Work task —
Taking the records below, count the lines in which "NTUE" appears and supply only the count.

BEGIN Extracted entries

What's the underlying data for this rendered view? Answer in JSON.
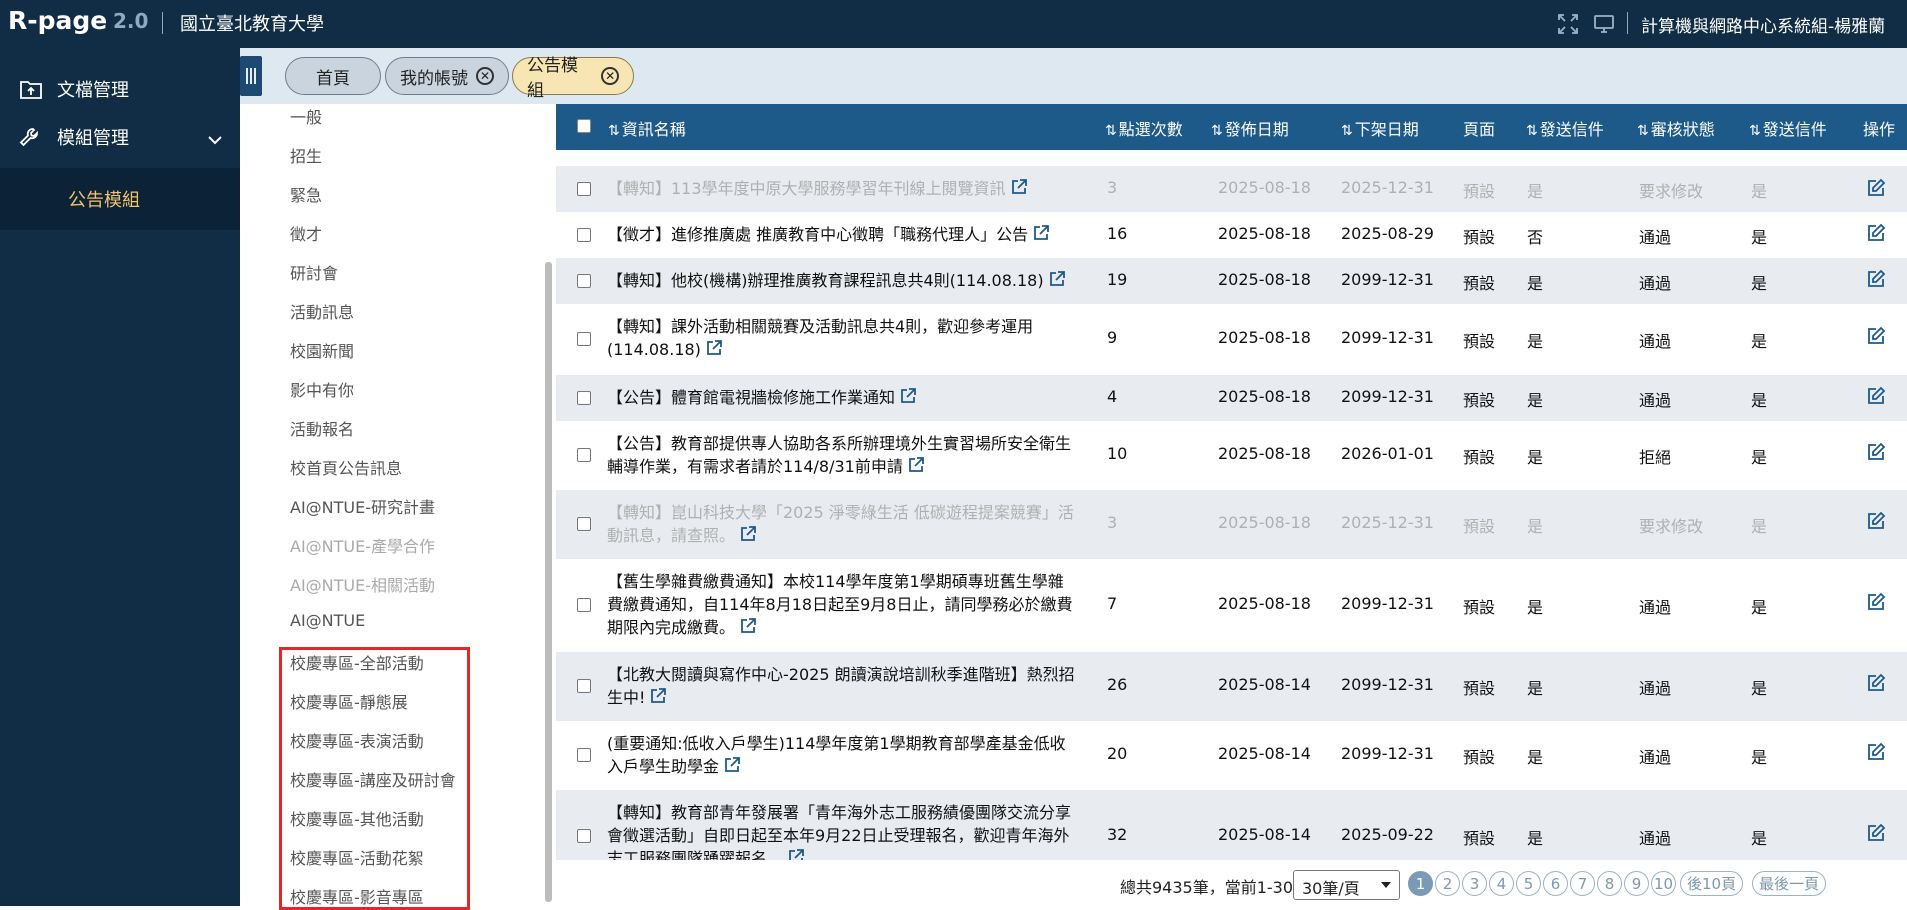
{
  "header": {
    "logo": "R-page",
    "version": "2.0",
    "school": "國立臺北教育大學",
    "user": "計算機與網路中心系統組-楊雅蘭"
  },
  "sidebar": {
    "items": [
      {
        "label": "文檔管理",
        "icon": "file-upload-icon"
      },
      {
        "label": "模組管理",
        "icon": "wrench-icon"
      }
    ],
    "sub_item": "公告模組"
  },
  "tabs": [
    {
      "label": "首頁",
      "closable": false
    },
    {
      "label": "我的帳號",
      "closable": true
    },
    {
      "label": "公告模組",
      "closable": true,
      "active": true
    }
  ],
  "categories": [
    {
      "label": "一般",
      "dim": false
    },
    {
      "label": "招生",
      "dim": false
    },
    {
      "label": "緊急",
      "dim": false
    },
    {
      "label": "徵才",
      "dim": false
    },
    {
      "label": "研討會",
      "dim": false
    },
    {
      "label": "活動訊息",
      "dim": false
    },
    {
      "label": "校園新聞",
      "dim": false
    },
    {
      "label": "影中有你",
      "dim": false
    },
    {
      "label": "活動報名",
      "dim": false
    },
    {
      "label": "校首頁公告訊息",
      "dim": false
    },
    {
      "label": "AI@NTUE-研究計畫",
      "dim": false
    },
    {
      "label": "AI@NTUE-產學合作",
      "dim": true
    },
    {
      "label": "AI@NTUE-相關活動",
      "dim": true
    },
    {
      "label": "AI@NTUE",
      "dim": false
    },
    {
      "label": "校慶專區-全部活動",
      "dim": false
    },
    {
      "label": "校慶專區-靜態展",
      "dim": false
    },
    {
      "label": "校慶專區-表演活動",
      "dim": false
    },
    {
      "label": "校慶專區-講座及研討會",
      "dim": false
    },
    {
      "label": "校慶專區-其他活動",
      "dim": false
    },
    {
      "label": "校慶專區-活動花絮",
      "dim": false
    },
    {
      "label": "校慶專區-影音專區",
      "dim": false
    }
  ],
  "table": {
    "headers": {
      "title": "資訊名稱",
      "clicks": "點選次數",
      "publish": "發佈日期",
      "unpublish": "下架日期",
      "page": "頁面",
      "send_mail": "發送信件",
      "review": "審核狀態",
      "send_mail2": "發送信件",
      "action": "操作"
    },
    "rows": [
      {
        "title": "【轉知】113學年度中原大學服務學習年刊線上閱覽資訊",
        "clicks": "3",
        "publish": "2025-08-18",
        "unpublish": "2025-12-31",
        "page": "預設",
        "mail": "是",
        "review": "要求修改",
        "mail2": "是",
        "dim": true
      },
      {
        "title": "【徵才】進修推廣處 推廣教育中心徵聘「職務代理人」公告",
        "clicks": "16",
        "publish": "2025-08-18",
        "unpublish": "2025-08-29",
        "page": "預設",
        "mail": "否",
        "review": "通過",
        "mail2": "是",
        "dim": false
      },
      {
        "title": "【轉知】他校(機構)辦理推廣教育課程訊息共4則(114.08.18)",
        "clicks": "19",
        "publish": "2025-08-18",
        "unpublish": "2099-12-31",
        "page": "預設",
        "mail": "是",
        "review": "通過",
        "mail2": "是",
        "dim": false
      },
      {
        "title": "【轉知】課外活動相關競賽及活動訊息共4則，歡迎參考運用(114.08.18)",
        "clicks": "9",
        "publish": "2025-08-18",
        "unpublish": "2099-12-31",
        "page": "預設",
        "mail": "是",
        "review": "通過",
        "mail2": "是",
        "dim": false
      },
      {
        "title": "【公告】體育館電視牆檢修施工作業通知",
        "clicks": "4",
        "publish": "2025-08-18",
        "unpublish": "2099-12-31",
        "page": "預設",
        "mail": "是",
        "review": "通過",
        "mail2": "是",
        "dim": false
      },
      {
        "title": "【公告】教育部提供專人協助各系所辦理境外生實習場所安全衛生輔導作業，有需求者請於114/8/31前申請",
        "clicks": "10",
        "publish": "2025-08-18",
        "unpublish": "2026-01-01",
        "page": "預設",
        "mail": "是",
        "review": "拒絕",
        "mail2": "是",
        "dim": false
      },
      {
        "title": "【轉知】崑山科技大學「2025 淨零綠生活 低碳遊程提案競賽」活動訊息，請查照。",
        "clicks": "3",
        "publish": "2025-08-18",
        "unpublish": "2025-12-31",
        "page": "預設",
        "mail": "是",
        "review": "要求修改",
        "mail2": "是",
        "dim": true
      },
      {
        "title": "【舊生學雜費繳費通知】本校114學年度第1學期碩專班舊生學雜費繳費通知，自114年8月18日起至9月8日止，請同學務必於繳費期限內完成繳費。",
        "clicks": "7",
        "publish": "2025-08-18",
        "unpublish": "2099-12-31",
        "page": "預設",
        "mail": "是",
        "review": "通過",
        "mail2": "是",
        "dim": false
      },
      {
        "title": "【北教大閱讀與寫作中心-2025 朗讀演說培訓秋季進階班】熱烈招生中!",
        "clicks": "26",
        "publish": "2025-08-14",
        "unpublish": "2099-12-31",
        "page": "預設",
        "mail": "是",
        "review": "通過",
        "mail2": "是",
        "dim": false
      },
      {
        "title": "(重要通知:低收入戶學生)114學年度第1學期教育部學產基金低收入戶學生助學金",
        "clicks": "20",
        "publish": "2025-08-14",
        "unpublish": "2099-12-31",
        "page": "預設",
        "mail": "是",
        "review": "通過",
        "mail2": "是",
        "dim": false
      },
      {
        "title": "【轉知】教育部青年發展署「青年海外志工服務績優團隊交流分享會徵選活動」自即日起至本年9月22日止受理報名，歡迎青年海外志工服務團隊踴躍報名。",
        "clicks": "32",
        "publish": "2025-08-14",
        "unpublish": "2025-09-22",
        "page": "預設",
        "mail": "是",
        "review": "通過",
        "mail2": "是",
        "dim": false
      }
    ]
  },
  "pager": {
    "total": "總共9435筆，當前1-30",
    "per_page": "30筆/頁",
    "pages": [
      "1",
      "2",
      "3",
      "4",
      "5",
      "6",
      "7",
      "8",
      "9",
      "10"
    ],
    "next10": "後10頁",
    "last": "最後一頁"
  },
  "colors": {
    "topbar": "#112d45",
    "thead": "#1d5a8a",
    "accent": "#f3c26b",
    "highlight": "#e8232a"
  }
}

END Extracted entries

Reply —
4